- Identify a credible lab partner. As mentioned before, plant health is only as good as it’s access to essential ingredients. Soil testing results are only as good as the credibility of a trusted lab partner. It’s important to identify your lab partner before conducting your tests because some labs will have specific directions for you to follow. Whether you choose to work with your local university or a third party source, be sure they provide the information and recommendations you’re looking for before moving forward. For example, some lab partners may only return numbers and levels for you to decipher yourself while others will provide specific directions for you to take to ensure healthy plant growth.
- Select your sample. If you’re looking for an overview of your entire field’s health there are many techniques you can implement for selecting samples. For example, the grid technique has you collect samples across the entire field in a zig-zag pattern so that the entire field is represented in the sample sent to the lab. If you have a specific problem area that you’re looking to improve, be sure to select multiple samples for just that specific trouble area.
- Use proper equipment. In order to reduce disruption and collect accurate samples, it’s highly recommended to use the best equipment for soil testing. Segars recommends utilizing a soil probe when conducting your test and going down to the root level. You should be met with 4-6 inches of soil that can be used as a sample. Remove the vegetation from the sample before mixing the samples. Collect anywhere from 10-15 for an accurate representation of your field.
- Reading the results. Formulate a plan for fertilizing and creating a fertility program based on the results you receive from the lab after sending in samples. The results will include the ratios of nitrogen, phosphorus and potassium in your soil and determine which levels are critical or stable. If your lab partner provides you with specific fertilizer recommendations or next steps, be sure to ask questions or provide more background if you’re still unsure how to proceed. For example, nitrogen rate recommendations should factor in your ability to perform regular maintenance on the field. So, if it’s recommended to apply nitrogen to your field, be sure you can mow frequently and keep a close eye on the progress, otherwise work with the lab to create an alternate plan for your field’s fertility program.

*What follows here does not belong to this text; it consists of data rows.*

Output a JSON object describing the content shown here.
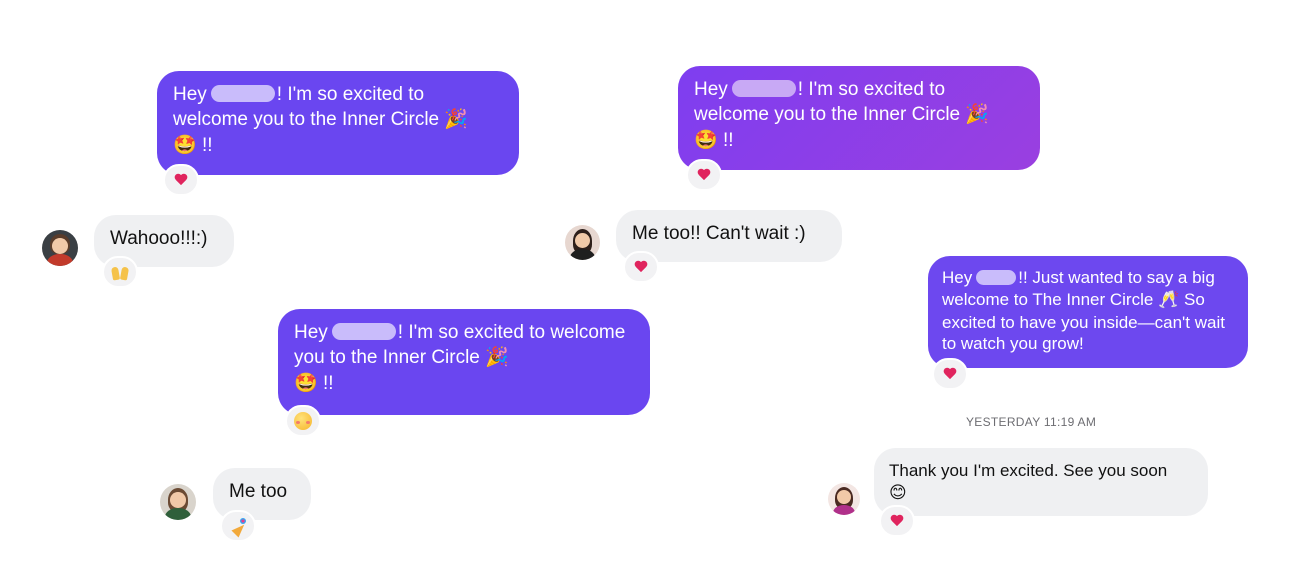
{
  "colors": {
    "outgoing_bubble": "#6a46f0",
    "outgoing_bubble_purple": "#8a3ee6",
    "outgoing_bubble_last": "#6d48ef",
    "incoming_bubble": "#eff0f2",
    "blur_name": "#c9bcfb",
    "reaction_heart": "#e0245e"
  },
  "conversations": [
    {
      "outgoing": {
        "prefix": "Hey",
        "suffix": "! I'm so excited to welcome you to the Inner Circle",
        "trailing": "!!",
        "emoji_icons": [
          "party-popper-icon",
          "star-struck-icon"
        ],
        "reaction": "heart-icon"
      },
      "incoming": {
        "text": "Wahooo!!!:)",
        "reaction": "raising-hands-icon"
      }
    },
    {
      "outgoing": {
        "prefix": "Hey",
        "suffix": "! I'm so excited to welcome you to the Inner Circle",
        "trailing": "!!",
        "emoji_icons": [
          "party-popper-icon",
          "star-struck-icon"
        ],
        "reaction": "heart-icon"
      },
      "incoming": {
        "text": "Me too!! Can't wait :)",
        "reaction": "heart-icon"
      }
    },
    {
      "outgoing": {
        "prefix": "Hey",
        "suffix": "! I'm so excited to welcome you to the Inner Circle",
        "trailing": "!!",
        "emoji_icons": [
          "party-popper-icon",
          "star-struck-icon"
        ],
        "reaction": "smiling-face-with-hearts-icon"
      },
      "incoming": {
        "text": "Me too",
        "reaction": "party-popper-icon"
      }
    },
    {
      "outgoing": {
        "prefix": "Hey",
        "suffix": "!! Just wanted to say a big welcome to The Inner Circle",
        "after_emoji": "So excited to have you inside—can't wait to watch you grow!",
        "emoji_icons": [
          "clinking-glasses-icon"
        ],
        "reaction": "heart-icon"
      },
      "timestamp": "YESTERDAY 11:19 AM",
      "incoming": {
        "text": "Thank you I'm excited. See you soon",
        "emoji_icons": [
          "smiling-face-icon"
        ],
        "reaction": "heart-icon"
      }
    }
  ]
}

- Lastly, conduct yearly. Segars recommends that facility and field managers conduct soil tests on a yearly basis and preferably in the spring. If renovations or major weather changes are impacting your field, conduct tests throughout the season to better understand what essential nutrients your plants are begging for.
Segars also touched on best practices for field managers to consider if they missed applications and are looking to catch up this spring. What questions should you be asking if you missed applications? What were you able to accomplish before? What shape was your field in before soil testing and implementing a fertility program? Were you able to make any applications, one, two or three this season?
When you do have the opportunity to tackle this project mid-season, give your field time to recover before heavy stress is reintroduced. Be sure to be communicating this time allotment to your community and bosses. Segars recommends first implementing a mowing practice. This will get mowing heights back to playable and safe conditions. But, keep in mind that this cultural practice causes stress, so you must be patient with your field as it looks to recover. Secondly, don’t overdo it. If you have missed an application, don’t try and make up for that in a condensed time frame. Throwing a ton of nitrogen down won’t benefit your field or the environment. So be calculated in what fertility steps you take once you get back to the field.